Exercise aim:
Each entry, as given, must be output unchanged.

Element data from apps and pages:
§ §

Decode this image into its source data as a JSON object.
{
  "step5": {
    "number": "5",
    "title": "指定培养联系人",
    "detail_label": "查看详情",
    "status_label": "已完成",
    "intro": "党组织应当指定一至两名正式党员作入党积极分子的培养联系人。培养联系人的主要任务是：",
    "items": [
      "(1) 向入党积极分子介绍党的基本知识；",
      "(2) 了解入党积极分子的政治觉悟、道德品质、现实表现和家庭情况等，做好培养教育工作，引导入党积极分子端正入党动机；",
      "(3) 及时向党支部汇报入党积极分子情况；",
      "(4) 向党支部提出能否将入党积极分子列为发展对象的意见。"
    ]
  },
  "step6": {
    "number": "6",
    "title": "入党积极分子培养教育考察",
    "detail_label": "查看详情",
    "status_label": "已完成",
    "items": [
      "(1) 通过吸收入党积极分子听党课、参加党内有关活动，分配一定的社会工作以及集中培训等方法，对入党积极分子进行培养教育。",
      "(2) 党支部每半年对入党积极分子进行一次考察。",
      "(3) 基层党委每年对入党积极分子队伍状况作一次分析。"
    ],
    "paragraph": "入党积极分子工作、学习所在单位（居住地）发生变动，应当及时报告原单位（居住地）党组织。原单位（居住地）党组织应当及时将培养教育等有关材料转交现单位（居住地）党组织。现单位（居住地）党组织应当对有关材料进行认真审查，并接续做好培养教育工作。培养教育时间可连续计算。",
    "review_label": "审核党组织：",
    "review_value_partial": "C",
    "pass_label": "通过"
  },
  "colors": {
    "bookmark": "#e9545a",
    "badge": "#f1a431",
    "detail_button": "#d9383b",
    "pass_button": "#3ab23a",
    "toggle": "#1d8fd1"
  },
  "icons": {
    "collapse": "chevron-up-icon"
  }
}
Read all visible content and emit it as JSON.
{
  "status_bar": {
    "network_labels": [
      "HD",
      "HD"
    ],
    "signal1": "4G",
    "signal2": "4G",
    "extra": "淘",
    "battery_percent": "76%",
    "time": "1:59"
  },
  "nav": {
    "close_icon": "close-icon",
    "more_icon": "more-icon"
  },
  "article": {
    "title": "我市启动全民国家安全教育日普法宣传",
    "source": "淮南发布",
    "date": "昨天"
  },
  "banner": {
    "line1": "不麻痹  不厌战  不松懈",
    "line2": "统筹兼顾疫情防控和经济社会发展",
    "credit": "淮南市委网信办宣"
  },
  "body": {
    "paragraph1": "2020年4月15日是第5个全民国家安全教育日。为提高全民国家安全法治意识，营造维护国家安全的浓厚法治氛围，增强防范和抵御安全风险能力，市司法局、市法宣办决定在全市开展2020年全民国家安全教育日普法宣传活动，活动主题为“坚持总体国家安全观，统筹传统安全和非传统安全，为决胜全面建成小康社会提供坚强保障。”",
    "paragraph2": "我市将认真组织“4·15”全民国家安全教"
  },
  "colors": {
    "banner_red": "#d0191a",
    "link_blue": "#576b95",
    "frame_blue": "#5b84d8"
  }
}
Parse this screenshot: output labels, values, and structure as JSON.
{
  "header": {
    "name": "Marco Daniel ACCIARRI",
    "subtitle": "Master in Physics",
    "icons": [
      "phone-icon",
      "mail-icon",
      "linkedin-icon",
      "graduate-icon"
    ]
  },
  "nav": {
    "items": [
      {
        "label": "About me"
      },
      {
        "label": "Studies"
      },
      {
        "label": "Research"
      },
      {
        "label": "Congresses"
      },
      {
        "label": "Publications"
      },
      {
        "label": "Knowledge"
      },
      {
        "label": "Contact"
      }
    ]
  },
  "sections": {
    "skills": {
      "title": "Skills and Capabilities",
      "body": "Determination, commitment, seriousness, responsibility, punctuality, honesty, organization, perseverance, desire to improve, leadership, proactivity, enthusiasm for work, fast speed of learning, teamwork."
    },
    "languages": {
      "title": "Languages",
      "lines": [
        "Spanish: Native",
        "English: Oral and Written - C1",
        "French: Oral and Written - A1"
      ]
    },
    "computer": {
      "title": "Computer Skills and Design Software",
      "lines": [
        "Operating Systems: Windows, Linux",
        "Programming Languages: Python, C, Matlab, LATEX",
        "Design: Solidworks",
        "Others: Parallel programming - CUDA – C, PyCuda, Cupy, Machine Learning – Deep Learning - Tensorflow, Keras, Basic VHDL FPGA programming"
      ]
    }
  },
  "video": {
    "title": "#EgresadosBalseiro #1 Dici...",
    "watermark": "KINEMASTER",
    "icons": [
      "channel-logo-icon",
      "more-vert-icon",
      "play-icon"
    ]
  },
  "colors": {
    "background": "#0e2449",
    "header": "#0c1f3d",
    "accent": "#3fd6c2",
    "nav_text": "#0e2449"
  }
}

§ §

Task answer:
Decode this image into its source data as a JSON object.
{
  "step5": {
    "number": "5",
    "title": "指定培养联系人",
    "detail_label": "查看详情",
    "status_label": "已完成",
    "intro": "党组织应当指定一至两名正式党员作入党积极分子的培养联系人。培养联系人的主要任务是：",
    "items": [
      "(1) 向入党积极分子介绍党的基本知识；",
      "(2) 了解入党积极分子的政治觉悟、道德品质、现实表现和家庭情况等，做好培养教育工作，引导入党积极分子端正入党动机；",
      "(3) 及时向党支部汇报入党积极分子情况；",
      "(4) 向党支部提出能否将入党积极分子列为发展对象的意见。"
    ]
  },
  "step6": {
    "number": "6",
    "title": "入党积极分子培养教育考察",
    "detail_label": "查看详情",
    "status_label": "已完成",
    "items": [
      "(1) 通过吸收入党积极分子听党课、参加党内有关活动，分配一定的社会工作以及集中培训等方法，对入党积极分子进行培养教育。",
      "(2) 党支部每半年对入党积极分子进行一次考察。",
      "(3) 基层党委每年对入党积极分子队伍状况作一次分析。"
    ],
    "paragraph": "入党积极分子工作、学习所在单位（居住地）发生变动，应当及时报告原单位（居住地）党组织。原单位（居住地）党组织应当及时将培养教育等有关材料转交现单位（居住地）党组织。现单位（居住地）党组织应当对有关材料进行认真审查，并接续做好培养教育工作。培养教育时间可连续计算。",
    "review_label": "审核党组织：",
    "review_value_partial": "C",
    "pass_label": "通过"
  },
  "colors": {
    "bookmark": "#e9545a",
    "badge": "#f1a431",
    "detail_button": "#d9383b",
    "pass_button": "#3ab23a",
    "toggle": "#1d8fd1"
  },
  "icons": {
    "collapse": "chevron-up-icon"
  }
}
Read all visible content and emit it as JSON.
{
  "status_bar": {
    "network_labels": [
      "HD",
      "HD"
    ],
    "signal1": "4G",
    "signal2": "4G",
    "extra": "淘",
    "battery_percent": "76%",
    "time": "1:59"
  },
  "nav": {
    "close_icon": "close-icon",
    "more_icon": "more-icon"
  },
  "article": {
    "title": "我市启动全民国家安全教育日普法宣传",
    "source": "淮南发布",
    "date": "昨天"
  },
  "banner": {
    "line1": "不麻痹  不厌战  不松懈",
    "line2": "统筹兼顾疫情防控和经济社会发展",
    "credit": "淮南市委网信办宣"
  },
  "body": {
    "paragraph1": "2020年4月15日是第5个全民国家安全教育日。为提高全民国家安全法治意识，营造维护国家安全的浓厚法治氛围，增强防范和抵御安全风险能力，市司法局、市法宣办决定在全市开展2020年全民国家安全教育日普法宣传活动，活动主题为“坚持总体国家安全观，统筹传统安全和非传统安全，为决胜全面建成小康社会提供坚强保障。”",
    "paragraph2": "我市将认真组织“4·15”全民国家安全教"
  },
  "colors": {
    "banner_red": "#d0191a",
    "link_blue": "#576b95",
    "frame_blue": "#5b84d8"
  }
}
Parse this screenshot: output labels, values, and structure as JSON.
{
  "header": {
    "name": "Marco Daniel ACCIARRI",
    "subtitle": "Master in Physics",
    "icons": [
      "phone-icon",
      "mail-icon",
      "linkedin-icon",
      "graduate-icon"
    ]
  },
  "nav": {
    "items": [
      {
        "label": "About me"
      },
      {
        "label": "Studies"
      },
      {
        "label": "Research"
      },
      {
        "label": "Congresses"
      },
      {
        "label": "Publications"
      },
      {
        "label": "Knowledge"
      },
      {
        "label": "Contact"
      }
    ]
  },
  "sections": {
    "skills": {
      "title": "Skills and Capabilities",
      "body": "Determination, commitment, seriousness, responsibility, punctuality, honesty, organization, perseverance, desire to improve, leadership, proactivity, enthusiasm for work, fast speed of learning, teamwork."
    },
    "languages": {
      "title": "Languages",
      "lines": [
        "Spanish: Native",
        "English: Oral and Written - C1",
        "French: Oral and Written - A1"
      ]
    },
    "computer": {
      "title": "Computer Skills and Design Software",
      "lines": [
        "Operating Systems: Windows, Linux",
        "Programming Languages: Python, C, Matlab, LATEX",
        "Design: Solidworks",
        "Others: Parallel programming - CUDA – C, PyCuda, Cupy, Machine Learning – Deep Learning - Tensorflow, Keras, Basic VHDL FPGA programming"
      ]
    }
  },
  "video": {
    "title": "#EgresadosBalseiro #1 Dici...",
    "watermark": "KINEMASTER",
    "icons": [
      "channel-logo-icon",
      "more-vert-icon",
      "play-icon"
    ]
  },
  "colors": {
    "background": "#0e2449",
    "header": "#0c1f3d",
    "accent": "#3fd6c2",
    "nav_text": "#0e2449"
  }
}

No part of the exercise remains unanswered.